== Provided records ==
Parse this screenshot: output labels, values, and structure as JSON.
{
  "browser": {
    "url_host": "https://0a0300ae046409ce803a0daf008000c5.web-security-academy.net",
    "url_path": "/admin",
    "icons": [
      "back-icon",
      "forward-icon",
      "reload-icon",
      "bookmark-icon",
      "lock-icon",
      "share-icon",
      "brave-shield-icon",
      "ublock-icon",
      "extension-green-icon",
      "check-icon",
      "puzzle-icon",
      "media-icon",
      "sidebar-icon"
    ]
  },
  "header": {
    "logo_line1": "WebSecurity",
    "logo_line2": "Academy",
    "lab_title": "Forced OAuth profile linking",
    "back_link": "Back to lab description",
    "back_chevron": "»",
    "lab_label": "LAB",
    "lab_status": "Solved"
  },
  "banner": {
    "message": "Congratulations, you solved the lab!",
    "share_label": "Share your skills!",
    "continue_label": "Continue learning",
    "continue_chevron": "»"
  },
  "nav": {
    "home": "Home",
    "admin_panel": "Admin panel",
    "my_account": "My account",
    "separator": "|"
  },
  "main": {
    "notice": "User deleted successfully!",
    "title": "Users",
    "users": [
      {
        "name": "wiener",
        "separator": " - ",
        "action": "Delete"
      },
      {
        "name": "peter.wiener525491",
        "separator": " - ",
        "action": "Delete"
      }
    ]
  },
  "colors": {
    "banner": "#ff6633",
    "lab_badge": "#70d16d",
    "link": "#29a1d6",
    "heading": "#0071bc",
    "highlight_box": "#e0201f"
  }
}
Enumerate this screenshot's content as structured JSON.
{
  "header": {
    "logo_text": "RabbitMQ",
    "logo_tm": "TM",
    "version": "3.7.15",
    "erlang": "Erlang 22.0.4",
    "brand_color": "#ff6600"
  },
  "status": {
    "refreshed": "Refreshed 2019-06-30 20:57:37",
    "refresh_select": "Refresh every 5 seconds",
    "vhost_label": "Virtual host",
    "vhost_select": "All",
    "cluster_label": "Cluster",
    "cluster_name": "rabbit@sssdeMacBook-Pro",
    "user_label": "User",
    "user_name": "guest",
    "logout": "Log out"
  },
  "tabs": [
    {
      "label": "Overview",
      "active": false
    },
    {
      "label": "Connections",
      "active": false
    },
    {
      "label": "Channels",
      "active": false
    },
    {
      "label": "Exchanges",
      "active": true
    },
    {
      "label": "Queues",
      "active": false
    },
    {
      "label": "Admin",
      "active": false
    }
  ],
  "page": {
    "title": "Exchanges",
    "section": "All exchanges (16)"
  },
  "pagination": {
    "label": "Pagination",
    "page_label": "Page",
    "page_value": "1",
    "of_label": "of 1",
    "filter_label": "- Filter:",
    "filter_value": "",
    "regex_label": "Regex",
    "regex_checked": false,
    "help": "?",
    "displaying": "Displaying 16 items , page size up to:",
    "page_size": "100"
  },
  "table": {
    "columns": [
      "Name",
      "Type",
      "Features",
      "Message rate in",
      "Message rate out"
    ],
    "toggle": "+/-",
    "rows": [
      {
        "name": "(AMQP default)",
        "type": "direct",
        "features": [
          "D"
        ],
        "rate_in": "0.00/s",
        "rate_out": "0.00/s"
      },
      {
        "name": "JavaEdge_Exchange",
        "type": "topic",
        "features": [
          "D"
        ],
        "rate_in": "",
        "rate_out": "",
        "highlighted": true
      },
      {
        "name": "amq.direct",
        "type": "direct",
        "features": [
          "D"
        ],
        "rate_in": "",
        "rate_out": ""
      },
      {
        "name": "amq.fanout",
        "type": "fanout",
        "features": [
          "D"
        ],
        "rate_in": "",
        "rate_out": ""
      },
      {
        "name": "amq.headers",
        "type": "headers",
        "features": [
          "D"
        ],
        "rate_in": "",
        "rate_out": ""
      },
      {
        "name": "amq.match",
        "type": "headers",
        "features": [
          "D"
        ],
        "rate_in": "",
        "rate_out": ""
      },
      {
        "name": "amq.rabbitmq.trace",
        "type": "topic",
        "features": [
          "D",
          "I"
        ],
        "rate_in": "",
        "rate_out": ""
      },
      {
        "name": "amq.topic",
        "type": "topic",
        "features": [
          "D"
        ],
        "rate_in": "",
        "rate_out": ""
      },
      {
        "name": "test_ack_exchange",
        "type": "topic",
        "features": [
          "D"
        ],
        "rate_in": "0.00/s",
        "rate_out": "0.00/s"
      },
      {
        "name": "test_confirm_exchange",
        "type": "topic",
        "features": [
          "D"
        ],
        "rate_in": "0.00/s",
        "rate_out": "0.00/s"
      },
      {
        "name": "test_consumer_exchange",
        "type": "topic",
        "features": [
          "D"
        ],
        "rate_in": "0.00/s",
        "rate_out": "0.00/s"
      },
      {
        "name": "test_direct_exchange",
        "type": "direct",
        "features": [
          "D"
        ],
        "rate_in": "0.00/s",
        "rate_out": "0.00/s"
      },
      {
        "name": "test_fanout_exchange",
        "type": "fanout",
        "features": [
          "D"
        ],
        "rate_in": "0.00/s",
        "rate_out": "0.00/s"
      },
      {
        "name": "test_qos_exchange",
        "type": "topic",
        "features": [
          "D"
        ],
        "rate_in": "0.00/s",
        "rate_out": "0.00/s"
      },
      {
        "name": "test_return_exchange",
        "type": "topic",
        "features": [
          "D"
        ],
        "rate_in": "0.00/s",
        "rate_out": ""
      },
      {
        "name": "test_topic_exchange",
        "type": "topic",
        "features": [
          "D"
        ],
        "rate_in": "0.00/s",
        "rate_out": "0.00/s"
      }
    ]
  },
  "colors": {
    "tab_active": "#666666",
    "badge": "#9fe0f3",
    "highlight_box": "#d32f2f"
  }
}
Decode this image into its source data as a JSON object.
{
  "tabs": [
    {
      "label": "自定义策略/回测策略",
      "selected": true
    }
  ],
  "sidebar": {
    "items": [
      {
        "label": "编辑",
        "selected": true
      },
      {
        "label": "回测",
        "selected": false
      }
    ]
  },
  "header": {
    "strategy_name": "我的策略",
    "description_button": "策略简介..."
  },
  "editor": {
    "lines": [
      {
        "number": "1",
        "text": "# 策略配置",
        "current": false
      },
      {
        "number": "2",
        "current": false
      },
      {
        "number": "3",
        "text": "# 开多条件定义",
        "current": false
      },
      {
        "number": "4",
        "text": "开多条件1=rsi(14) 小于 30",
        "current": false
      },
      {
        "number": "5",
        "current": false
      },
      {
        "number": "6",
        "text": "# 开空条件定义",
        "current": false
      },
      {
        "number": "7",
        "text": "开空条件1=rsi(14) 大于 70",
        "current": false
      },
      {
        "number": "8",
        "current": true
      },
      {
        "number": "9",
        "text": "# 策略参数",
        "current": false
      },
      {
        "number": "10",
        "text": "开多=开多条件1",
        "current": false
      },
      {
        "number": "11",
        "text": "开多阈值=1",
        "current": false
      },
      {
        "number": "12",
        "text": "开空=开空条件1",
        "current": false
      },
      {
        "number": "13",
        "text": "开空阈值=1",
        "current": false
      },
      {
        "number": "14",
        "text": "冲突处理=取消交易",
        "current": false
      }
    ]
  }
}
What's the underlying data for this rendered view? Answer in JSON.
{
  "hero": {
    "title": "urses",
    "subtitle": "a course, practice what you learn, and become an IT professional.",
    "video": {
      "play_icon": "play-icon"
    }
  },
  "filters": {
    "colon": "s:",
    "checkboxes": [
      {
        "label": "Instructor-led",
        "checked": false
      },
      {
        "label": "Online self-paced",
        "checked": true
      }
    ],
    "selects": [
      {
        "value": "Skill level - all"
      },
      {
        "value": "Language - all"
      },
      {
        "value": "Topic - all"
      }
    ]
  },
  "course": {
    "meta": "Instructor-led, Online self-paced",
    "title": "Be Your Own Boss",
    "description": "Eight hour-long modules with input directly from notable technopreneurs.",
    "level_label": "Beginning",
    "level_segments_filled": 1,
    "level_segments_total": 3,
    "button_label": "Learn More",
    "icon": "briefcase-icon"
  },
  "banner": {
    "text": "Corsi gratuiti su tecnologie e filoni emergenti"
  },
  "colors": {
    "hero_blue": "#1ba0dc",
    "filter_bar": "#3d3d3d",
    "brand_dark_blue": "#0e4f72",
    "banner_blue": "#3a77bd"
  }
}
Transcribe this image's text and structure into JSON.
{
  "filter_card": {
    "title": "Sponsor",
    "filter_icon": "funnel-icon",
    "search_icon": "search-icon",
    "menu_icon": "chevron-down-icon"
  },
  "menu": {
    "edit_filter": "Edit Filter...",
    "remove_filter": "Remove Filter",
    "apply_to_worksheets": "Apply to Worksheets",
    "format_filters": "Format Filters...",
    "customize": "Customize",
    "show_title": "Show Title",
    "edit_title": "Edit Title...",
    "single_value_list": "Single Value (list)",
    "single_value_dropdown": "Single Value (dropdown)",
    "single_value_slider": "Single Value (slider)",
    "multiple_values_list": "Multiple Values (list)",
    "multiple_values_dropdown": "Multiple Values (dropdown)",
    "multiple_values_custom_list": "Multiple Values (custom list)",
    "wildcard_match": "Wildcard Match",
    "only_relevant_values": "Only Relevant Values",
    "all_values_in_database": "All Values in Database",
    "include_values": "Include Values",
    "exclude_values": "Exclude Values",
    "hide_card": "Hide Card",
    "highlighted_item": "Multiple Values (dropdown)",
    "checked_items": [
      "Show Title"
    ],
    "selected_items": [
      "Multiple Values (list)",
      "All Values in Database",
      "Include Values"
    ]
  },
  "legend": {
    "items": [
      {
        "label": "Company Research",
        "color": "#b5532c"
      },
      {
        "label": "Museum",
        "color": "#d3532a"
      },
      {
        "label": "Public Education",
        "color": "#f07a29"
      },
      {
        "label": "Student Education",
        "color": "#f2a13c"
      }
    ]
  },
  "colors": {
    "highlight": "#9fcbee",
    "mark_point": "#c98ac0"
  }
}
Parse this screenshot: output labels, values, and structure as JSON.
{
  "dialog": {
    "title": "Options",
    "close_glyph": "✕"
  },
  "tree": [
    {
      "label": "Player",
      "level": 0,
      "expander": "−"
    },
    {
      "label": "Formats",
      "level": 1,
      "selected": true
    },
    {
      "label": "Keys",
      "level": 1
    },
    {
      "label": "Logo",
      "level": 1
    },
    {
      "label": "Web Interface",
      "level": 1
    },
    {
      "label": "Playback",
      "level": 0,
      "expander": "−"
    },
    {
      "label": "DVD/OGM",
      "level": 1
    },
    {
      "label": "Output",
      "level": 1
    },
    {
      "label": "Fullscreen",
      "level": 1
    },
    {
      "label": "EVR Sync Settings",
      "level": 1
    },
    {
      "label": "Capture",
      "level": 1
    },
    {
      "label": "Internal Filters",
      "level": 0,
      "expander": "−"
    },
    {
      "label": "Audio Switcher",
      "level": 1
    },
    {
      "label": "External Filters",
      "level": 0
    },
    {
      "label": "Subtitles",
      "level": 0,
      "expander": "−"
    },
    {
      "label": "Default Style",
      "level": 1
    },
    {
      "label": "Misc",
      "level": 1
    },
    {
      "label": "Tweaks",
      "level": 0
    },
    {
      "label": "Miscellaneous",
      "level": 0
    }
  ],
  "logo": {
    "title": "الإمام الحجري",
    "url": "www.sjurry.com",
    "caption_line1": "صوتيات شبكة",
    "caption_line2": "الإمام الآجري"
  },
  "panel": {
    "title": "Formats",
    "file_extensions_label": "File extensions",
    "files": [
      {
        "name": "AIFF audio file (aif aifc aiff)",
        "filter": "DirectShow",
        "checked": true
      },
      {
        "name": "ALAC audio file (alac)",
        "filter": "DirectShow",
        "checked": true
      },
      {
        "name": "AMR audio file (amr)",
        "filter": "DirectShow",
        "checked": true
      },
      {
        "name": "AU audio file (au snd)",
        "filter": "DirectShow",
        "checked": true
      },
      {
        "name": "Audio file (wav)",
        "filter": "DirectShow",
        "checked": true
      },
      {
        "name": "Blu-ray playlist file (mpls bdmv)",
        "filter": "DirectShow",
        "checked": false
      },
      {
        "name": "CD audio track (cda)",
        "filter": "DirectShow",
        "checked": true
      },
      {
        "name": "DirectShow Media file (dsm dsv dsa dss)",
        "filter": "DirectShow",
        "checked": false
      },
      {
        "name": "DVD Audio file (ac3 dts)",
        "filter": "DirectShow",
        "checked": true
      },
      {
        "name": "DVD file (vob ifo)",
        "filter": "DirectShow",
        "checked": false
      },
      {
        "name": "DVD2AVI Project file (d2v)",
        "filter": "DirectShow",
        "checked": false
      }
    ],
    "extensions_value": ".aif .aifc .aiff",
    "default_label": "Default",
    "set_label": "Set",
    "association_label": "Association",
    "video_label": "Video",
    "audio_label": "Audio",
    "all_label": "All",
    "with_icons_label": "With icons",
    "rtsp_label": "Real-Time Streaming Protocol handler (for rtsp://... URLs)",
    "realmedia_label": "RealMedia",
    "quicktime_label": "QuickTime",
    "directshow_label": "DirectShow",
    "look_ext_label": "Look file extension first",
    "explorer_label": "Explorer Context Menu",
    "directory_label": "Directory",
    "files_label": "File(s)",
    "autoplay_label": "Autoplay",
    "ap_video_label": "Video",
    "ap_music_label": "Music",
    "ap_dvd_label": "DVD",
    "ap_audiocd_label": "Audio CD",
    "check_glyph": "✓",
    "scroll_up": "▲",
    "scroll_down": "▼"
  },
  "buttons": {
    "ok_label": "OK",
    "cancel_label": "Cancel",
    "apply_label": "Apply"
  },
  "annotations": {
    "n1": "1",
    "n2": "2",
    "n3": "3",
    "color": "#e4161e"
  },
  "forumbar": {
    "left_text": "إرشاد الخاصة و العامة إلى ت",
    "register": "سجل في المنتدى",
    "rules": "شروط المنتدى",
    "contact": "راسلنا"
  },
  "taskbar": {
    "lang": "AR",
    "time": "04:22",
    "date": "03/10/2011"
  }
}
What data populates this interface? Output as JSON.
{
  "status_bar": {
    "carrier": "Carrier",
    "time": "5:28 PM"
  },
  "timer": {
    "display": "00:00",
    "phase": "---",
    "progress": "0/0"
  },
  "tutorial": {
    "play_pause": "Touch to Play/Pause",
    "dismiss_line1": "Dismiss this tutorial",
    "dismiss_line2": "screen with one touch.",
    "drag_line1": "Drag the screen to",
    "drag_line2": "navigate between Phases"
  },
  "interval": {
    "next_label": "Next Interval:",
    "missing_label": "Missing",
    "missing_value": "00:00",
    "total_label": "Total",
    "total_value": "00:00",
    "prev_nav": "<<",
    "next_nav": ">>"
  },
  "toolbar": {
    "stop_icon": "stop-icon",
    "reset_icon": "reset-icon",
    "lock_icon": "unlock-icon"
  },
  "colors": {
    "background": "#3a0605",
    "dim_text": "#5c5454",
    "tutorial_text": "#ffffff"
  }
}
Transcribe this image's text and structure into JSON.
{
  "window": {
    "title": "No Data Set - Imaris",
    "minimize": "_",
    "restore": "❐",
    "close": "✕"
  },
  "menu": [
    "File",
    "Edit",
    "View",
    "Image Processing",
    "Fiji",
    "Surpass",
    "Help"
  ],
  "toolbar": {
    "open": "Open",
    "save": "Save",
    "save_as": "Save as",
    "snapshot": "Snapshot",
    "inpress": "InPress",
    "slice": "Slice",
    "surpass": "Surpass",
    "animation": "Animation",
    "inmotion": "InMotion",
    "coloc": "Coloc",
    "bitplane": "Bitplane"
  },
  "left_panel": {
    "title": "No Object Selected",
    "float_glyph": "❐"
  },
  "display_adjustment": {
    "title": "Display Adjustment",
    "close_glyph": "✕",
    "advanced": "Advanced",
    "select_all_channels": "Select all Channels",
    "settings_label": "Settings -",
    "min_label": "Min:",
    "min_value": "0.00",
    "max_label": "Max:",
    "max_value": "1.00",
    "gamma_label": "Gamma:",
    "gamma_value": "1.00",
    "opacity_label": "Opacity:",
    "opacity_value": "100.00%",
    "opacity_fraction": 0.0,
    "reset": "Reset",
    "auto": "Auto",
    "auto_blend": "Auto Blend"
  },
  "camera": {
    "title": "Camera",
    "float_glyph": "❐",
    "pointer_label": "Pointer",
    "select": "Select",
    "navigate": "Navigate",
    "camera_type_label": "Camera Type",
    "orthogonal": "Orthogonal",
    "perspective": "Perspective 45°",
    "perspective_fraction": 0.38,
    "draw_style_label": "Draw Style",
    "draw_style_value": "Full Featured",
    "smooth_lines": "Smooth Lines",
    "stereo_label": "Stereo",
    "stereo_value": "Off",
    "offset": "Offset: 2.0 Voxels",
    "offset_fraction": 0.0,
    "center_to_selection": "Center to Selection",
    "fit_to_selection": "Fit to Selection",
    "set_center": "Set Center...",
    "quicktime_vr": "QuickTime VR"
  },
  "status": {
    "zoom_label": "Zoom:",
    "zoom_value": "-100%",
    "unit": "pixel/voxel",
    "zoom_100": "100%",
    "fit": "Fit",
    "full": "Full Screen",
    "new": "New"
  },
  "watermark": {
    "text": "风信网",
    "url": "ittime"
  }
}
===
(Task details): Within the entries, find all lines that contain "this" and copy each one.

(Answer section):
Parse this screenshot: output labels, values, and structure as JSON.
Enumerate this screenshot's content as structured JSON.
Decode this image into its source data as a JSON object.
What's the underlying data for this rendered view? Answer in JSON.
Transcribe this image's text and structure into JSON.
Parse this screenshot: output labels, values, and structure as JSON.
What data populates this interface? Output as JSON.
    "dismiss_line1": "Dismiss this tutorial",
Transcribe this image's text and structure into JSON.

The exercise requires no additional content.